-- EXERCISE DATA follows --
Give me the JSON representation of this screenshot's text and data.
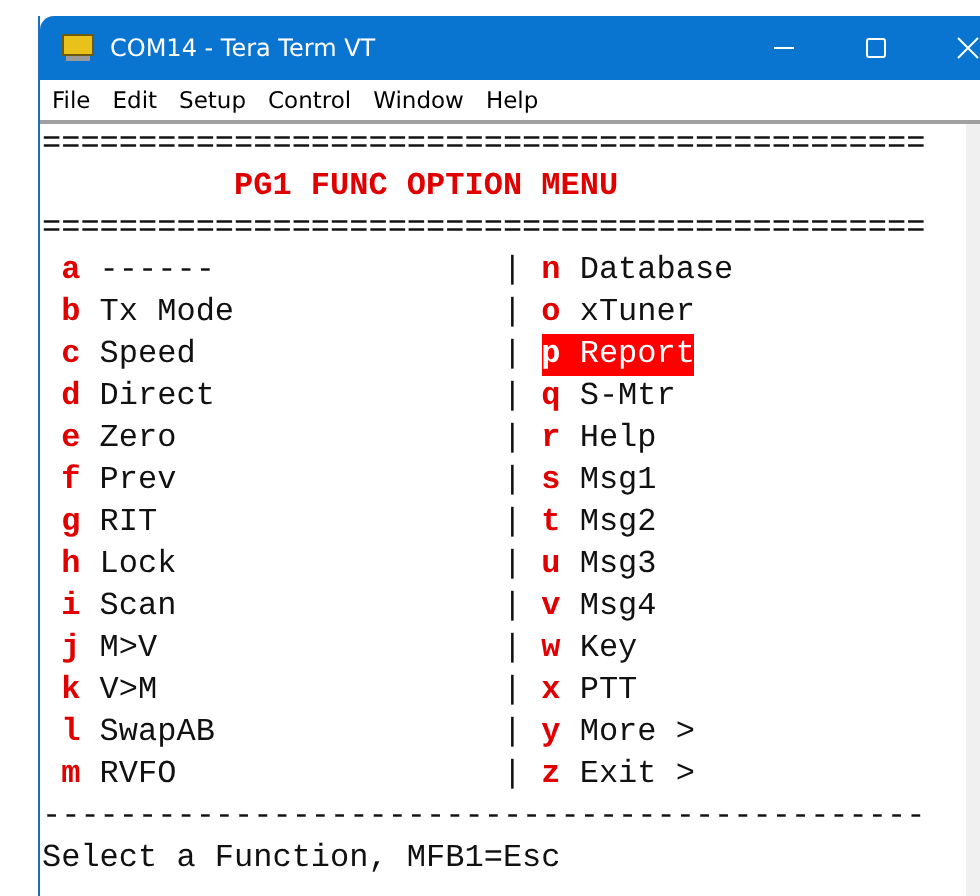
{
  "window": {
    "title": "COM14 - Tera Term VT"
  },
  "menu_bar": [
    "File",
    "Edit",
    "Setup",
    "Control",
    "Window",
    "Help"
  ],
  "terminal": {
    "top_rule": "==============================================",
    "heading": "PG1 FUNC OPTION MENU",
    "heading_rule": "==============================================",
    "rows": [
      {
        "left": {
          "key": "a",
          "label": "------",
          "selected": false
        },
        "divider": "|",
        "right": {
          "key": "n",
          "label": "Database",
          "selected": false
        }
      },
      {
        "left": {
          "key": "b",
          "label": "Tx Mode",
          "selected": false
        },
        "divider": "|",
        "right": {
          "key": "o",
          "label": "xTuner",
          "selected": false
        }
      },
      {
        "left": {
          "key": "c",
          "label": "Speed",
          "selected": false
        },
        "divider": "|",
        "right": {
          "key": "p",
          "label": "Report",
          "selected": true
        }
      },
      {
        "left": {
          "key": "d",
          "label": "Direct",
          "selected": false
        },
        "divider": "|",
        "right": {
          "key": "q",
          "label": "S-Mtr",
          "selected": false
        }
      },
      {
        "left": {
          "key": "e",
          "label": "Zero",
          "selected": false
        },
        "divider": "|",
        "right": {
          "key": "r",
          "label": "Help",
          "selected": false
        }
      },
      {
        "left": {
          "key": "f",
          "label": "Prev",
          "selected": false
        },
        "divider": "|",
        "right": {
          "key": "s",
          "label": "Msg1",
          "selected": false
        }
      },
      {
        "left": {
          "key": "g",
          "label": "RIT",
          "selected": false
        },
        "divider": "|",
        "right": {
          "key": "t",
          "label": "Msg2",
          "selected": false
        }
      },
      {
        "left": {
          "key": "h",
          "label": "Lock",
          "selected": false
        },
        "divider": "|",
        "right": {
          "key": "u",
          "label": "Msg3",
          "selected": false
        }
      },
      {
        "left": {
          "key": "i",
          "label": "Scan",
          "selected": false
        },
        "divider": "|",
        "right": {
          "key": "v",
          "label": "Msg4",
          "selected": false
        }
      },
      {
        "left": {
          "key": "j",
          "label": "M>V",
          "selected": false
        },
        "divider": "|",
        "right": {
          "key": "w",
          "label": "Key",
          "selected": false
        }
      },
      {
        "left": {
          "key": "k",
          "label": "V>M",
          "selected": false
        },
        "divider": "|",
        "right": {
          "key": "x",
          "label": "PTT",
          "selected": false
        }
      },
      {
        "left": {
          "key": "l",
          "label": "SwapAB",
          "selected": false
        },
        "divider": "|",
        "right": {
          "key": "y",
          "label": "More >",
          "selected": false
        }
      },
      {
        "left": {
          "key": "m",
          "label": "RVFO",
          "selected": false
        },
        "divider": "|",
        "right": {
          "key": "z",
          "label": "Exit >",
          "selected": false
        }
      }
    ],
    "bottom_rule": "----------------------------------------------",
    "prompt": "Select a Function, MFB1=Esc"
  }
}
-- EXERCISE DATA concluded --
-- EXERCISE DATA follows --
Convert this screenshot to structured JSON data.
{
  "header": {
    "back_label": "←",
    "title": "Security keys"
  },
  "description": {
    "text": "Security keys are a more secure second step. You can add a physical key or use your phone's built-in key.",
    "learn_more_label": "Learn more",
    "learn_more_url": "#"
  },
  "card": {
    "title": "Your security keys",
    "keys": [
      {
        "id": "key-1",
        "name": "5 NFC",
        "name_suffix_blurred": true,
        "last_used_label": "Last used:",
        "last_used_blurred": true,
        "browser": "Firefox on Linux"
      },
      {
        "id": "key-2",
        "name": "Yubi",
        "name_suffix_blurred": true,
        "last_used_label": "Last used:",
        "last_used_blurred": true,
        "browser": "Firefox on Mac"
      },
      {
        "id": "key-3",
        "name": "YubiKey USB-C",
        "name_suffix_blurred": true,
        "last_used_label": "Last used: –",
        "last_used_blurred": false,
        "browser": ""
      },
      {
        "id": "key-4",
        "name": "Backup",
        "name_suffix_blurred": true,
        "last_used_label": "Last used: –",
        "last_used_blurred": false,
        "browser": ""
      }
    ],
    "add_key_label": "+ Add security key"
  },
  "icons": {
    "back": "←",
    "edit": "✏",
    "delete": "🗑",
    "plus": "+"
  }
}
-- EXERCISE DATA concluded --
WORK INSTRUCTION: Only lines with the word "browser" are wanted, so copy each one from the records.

ANSWER SECTION:
        "browser": "Firefox on Linux"
        "browser": "Firefox on Mac"
        "browser": ""
        "browser": ""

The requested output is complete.